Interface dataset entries
==*==

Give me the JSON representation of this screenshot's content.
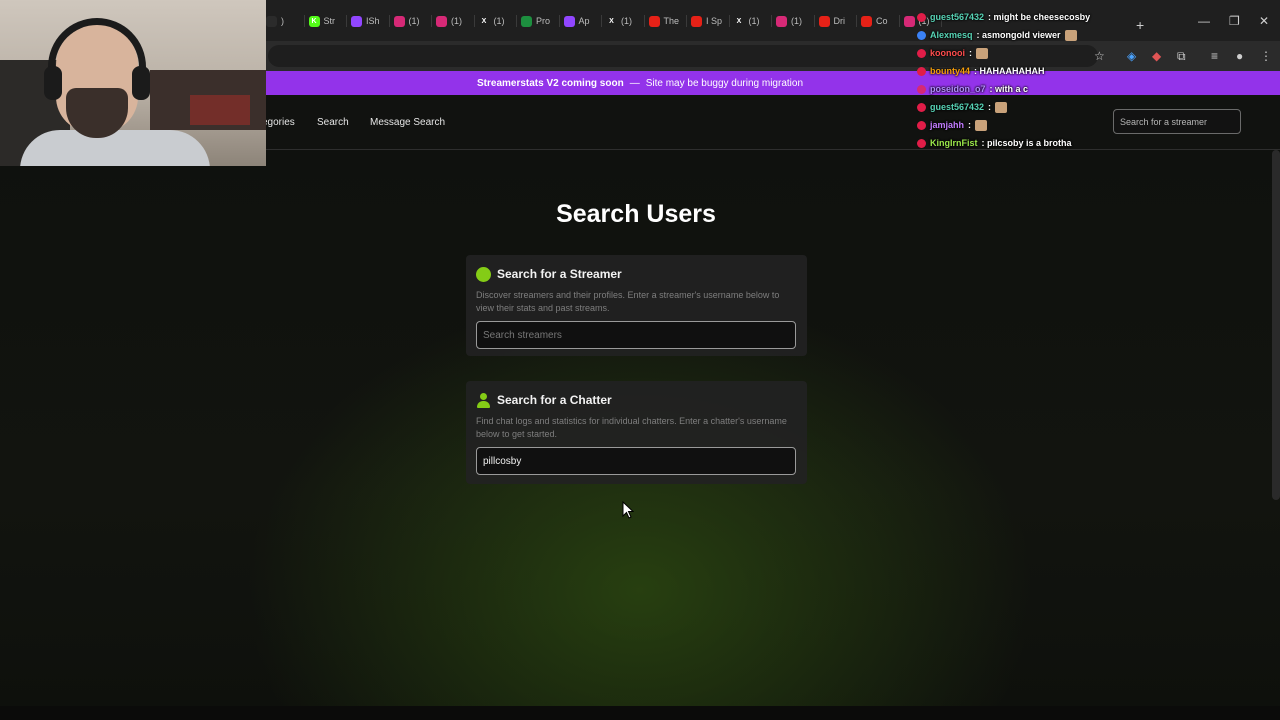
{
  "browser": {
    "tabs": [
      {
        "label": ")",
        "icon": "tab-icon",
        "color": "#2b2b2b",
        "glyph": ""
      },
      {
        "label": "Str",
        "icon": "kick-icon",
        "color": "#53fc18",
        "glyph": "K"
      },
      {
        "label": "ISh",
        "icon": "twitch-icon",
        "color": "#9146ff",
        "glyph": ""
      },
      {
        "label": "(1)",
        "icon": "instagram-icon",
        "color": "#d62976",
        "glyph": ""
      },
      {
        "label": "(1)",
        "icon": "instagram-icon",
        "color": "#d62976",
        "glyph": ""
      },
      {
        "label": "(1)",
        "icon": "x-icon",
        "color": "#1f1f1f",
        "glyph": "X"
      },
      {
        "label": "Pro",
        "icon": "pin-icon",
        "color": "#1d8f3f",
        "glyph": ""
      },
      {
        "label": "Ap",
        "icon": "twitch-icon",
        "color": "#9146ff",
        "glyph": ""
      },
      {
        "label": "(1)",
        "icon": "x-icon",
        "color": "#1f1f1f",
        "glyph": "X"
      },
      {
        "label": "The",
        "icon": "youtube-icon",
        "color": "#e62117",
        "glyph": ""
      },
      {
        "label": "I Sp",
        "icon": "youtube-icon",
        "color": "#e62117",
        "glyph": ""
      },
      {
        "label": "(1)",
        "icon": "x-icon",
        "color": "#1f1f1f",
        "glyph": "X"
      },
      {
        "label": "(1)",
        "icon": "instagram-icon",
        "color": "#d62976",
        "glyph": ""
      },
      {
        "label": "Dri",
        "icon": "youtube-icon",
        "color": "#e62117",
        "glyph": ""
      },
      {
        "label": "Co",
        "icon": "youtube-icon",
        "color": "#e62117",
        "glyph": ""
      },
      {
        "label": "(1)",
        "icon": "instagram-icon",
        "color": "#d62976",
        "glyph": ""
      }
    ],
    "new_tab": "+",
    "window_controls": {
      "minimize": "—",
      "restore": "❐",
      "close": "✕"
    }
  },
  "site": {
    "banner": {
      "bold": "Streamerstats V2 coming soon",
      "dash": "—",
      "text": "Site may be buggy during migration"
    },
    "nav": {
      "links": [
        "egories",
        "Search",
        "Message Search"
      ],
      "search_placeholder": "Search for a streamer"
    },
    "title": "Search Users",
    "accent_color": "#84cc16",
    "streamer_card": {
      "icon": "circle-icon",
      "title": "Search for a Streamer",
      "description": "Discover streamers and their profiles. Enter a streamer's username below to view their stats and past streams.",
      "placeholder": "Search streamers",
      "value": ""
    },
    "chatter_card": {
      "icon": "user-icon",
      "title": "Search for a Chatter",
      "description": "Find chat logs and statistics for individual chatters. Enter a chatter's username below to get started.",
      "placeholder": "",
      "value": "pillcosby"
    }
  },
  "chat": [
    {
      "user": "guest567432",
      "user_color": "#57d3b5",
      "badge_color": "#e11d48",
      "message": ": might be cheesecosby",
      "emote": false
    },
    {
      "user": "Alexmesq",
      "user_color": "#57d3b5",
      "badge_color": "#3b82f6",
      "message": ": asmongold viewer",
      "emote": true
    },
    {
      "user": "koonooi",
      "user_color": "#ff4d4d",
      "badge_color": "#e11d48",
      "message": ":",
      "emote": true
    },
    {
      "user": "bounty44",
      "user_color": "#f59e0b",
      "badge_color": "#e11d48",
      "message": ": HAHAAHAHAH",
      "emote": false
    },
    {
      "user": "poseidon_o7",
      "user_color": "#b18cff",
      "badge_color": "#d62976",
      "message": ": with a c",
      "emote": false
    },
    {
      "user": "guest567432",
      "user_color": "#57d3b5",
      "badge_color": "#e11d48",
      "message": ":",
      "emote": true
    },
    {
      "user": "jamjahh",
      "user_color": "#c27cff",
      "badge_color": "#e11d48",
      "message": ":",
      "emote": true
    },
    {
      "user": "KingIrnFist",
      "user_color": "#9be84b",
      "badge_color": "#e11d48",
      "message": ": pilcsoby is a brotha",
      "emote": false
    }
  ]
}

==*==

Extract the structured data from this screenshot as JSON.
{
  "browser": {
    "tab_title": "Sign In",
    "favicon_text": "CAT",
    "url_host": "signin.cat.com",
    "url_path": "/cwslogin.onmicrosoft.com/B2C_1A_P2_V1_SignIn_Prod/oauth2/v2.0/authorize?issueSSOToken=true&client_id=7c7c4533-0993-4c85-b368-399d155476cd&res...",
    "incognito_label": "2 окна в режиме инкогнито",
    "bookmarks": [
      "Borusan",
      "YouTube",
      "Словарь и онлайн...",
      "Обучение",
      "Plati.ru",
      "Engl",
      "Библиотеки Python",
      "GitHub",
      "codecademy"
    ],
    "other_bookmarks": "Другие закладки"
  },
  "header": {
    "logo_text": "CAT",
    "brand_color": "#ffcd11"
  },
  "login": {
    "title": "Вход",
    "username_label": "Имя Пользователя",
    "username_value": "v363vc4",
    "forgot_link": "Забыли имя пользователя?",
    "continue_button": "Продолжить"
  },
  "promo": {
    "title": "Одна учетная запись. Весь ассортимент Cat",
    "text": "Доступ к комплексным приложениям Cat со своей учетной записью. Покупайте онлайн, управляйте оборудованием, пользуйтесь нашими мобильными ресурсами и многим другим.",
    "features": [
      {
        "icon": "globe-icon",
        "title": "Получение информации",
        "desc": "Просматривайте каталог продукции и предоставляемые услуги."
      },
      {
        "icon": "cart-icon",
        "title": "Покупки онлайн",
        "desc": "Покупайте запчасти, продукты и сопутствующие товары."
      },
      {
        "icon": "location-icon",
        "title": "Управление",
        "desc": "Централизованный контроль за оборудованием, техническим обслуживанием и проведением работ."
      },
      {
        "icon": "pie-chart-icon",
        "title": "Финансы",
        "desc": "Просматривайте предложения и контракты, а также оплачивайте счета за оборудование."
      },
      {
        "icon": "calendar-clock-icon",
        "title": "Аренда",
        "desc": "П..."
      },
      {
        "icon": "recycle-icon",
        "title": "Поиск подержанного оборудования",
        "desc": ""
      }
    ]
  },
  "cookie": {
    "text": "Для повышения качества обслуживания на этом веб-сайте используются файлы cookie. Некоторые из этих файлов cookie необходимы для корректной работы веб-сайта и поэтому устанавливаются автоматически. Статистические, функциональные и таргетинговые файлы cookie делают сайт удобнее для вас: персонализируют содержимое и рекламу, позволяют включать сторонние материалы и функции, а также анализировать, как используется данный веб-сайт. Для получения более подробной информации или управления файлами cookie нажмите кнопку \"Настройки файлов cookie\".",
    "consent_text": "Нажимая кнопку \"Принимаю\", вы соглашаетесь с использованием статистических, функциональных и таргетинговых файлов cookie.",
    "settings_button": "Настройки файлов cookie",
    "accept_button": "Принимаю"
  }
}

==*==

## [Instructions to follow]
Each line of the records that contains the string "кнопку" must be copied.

## [Written response]
    "text": "Для повышения качества обслуживания на этом веб-сайте используются файлы cookie. Некоторые из этих файлов cookie необходимы для корректной работы веб-сайта и поэтому устанавливаются автоматически. Статистические, функциональные и таргетинговые файлы cookie делают сайт удобнее для вас: персонализируют содержимое и рекламу, позволяют включать сторонние материалы и функции, а также анализировать, как используется данный веб-сайт. Для получения более подробной информации или управления файлами cookie нажмите кнопку \"Настройки файлов cookie\".",
    "consent_text": "Нажимая кнопку \"Принимаю\", вы соглашаетесь с использованием статистических, функциональных и таргетинговых файлов cookie.",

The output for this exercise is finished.